If you want to run any kind of business, no matter whether you’re a limited company, a partnership or a sole trader, you’ll need a bank account to handle receipts from customers and to pay suppliers.
But what happens if you have a poor credit score and are considered a bad risk in the eyes of a bank? A satisfactory credit score is usually needed to open any sort of account, and you can be refused if you don’t pass all the checks.
As a sole trader, you don’t have to open a business account (although it’s a requirement for limited companies), but there are advantages versus a personal account that will make it easier to run your business and manage cash flow.
So, if you want to open a sole trader bank account but are worried about your credit history, here are some things to consider and steps you can take.
If you’re thinking of opening an account with a high-street bank, there is a traditional way of doing things. Banks usually expect a formal approach, which means making an appointment to discuss your needs and presenting a business plan to show the viability of your idea.
If you’re setting up as a sole trader, or indeed any type of business, it’s prudent to make a clear plan. You need to know your marketplace, where your clients are coming from, what resources you’ll need to sustain your business, and what your profits are likely to be.
Without a credible plan, you’re simply relying on guesswork and luck, and neither will impress a bank or other financial partner, especially if you also have a bad credit history. Whatever your circumstances, a realistic and compelling business plan will certainly stand in your favour.
Do you know your credit history? Many people make applications for financial products or services without understanding their credit positions. You need to be aware of any issues so you can resolve them before applying for a business account. It’s easy to obtain your credit history, and many providers will give you a free report. For example, Clear Score and Totally Money.
You should make sure your credit history is correct, as errors do occur. Incorrect information, such as debts that have been cleared but are flagged as outstanding, will jeopardise your credit score. And if your name is misspelled or you have the wrong address, it could also affect the score. Any inconsistencies or discrepancies may raise a flag against your application for a bank account.
You need to be listed on the electoral register, otherwise it will be difficult to open a business account. At the very least, it will raise suspicions. Credit reference agencies use the register to confirm your name and address when you want to open a bank account.
As well as registering to vote, you should also provide your details to HM Revenue and Customs (previously known as the Inland Revenue). You must register with HMRC within three months of trading, and it’s sensible to register before applying for a bank account as some applications may be rejected if you’re not already registered with HMRC.
Perhaps this goes without saying, but if you take care of your day-to-day finances, your credit worthiness will improve. Limit the number of credit cards you use, don’t let debts pile up, and settle outstanding debts quickly. Missed payments, county court judgements, and high levels of existing debt will count against you. Keep your credit use low, as low usage will be viewed positively by financial service providers.
At one time, traditional high-street banks were the default option. Not anymore. Today, many digital challengers can offer a banking service and open the way to business accounts and payment services. After the financial crisis of 2007/8, banks became far more selective about taking on new business clients. Many start-ups were unable to open accounts and others had their accounts closed, while the impact of Covid-19 has led to an even tougher trading environment.

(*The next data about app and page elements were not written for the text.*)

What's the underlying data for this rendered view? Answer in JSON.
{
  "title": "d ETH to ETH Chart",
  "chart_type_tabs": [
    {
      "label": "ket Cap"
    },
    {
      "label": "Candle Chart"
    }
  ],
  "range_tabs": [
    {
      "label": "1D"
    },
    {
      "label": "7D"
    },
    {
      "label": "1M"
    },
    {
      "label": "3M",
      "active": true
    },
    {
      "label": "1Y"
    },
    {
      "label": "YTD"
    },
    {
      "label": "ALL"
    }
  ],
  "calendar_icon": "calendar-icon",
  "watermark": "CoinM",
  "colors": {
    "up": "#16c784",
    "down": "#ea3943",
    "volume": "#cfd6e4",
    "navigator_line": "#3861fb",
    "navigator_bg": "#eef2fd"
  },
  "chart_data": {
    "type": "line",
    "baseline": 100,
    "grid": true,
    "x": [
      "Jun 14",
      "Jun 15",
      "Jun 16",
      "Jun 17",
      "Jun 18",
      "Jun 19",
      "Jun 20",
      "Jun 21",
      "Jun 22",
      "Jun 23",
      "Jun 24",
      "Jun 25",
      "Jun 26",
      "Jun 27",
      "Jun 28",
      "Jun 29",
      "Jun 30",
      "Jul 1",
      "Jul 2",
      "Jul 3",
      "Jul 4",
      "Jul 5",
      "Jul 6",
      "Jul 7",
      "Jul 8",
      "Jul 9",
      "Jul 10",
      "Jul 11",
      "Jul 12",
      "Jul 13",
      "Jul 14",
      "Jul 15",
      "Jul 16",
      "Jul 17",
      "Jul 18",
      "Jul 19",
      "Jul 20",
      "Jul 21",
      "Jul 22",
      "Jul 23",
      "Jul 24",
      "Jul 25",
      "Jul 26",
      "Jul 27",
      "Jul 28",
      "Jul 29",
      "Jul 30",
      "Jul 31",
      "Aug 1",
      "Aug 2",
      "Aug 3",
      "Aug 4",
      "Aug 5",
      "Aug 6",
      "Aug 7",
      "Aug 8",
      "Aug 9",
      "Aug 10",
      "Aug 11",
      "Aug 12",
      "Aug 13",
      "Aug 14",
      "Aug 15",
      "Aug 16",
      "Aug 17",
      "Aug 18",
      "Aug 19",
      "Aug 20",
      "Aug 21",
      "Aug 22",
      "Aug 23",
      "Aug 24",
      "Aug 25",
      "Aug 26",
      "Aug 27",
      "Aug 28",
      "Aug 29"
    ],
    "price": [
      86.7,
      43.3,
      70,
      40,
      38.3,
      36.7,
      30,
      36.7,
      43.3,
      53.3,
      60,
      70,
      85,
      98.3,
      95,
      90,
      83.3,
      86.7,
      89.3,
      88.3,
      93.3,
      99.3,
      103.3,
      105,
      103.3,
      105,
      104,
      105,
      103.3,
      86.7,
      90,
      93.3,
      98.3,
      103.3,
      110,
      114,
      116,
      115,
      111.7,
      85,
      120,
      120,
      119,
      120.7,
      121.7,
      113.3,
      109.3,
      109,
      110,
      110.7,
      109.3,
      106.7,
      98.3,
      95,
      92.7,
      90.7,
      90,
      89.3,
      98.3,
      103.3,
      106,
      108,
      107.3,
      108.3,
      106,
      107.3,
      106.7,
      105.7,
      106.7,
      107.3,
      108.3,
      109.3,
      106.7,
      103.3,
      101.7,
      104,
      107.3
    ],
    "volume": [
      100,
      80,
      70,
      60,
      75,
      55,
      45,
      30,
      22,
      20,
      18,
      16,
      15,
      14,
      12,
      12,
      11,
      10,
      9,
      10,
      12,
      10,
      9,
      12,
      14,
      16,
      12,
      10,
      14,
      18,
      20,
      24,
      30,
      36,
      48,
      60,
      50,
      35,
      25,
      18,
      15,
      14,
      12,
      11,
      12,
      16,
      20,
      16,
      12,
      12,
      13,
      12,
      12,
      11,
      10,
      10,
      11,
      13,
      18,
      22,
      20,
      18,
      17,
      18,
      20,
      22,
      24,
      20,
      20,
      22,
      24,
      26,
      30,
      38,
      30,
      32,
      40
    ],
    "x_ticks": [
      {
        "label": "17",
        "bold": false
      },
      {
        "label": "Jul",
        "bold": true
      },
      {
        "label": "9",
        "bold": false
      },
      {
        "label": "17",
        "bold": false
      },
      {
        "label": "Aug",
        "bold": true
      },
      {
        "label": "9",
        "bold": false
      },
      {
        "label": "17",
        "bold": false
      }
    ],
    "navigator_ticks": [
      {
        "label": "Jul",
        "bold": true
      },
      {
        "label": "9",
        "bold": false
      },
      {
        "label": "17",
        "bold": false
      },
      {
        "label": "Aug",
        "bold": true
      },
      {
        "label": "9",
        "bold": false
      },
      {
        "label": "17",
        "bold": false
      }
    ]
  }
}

Sole traders who are turned away by banks, either because of a bad credit history or because of the current environment, should explore the options available from online business account and payment processing providers such as Safenetpay.
With Safenetpay, it’s simple to apply for an account. You’ll receive your own UK account number and sort code and can accept same-day payments straight from your British customers’ bank accounts. And you can reach customers across the EU with an IBAN (international bank account number) in your own name.
Contact Safetnetpay today and find out how it could be the perfect fit for your business account and payment processing needs.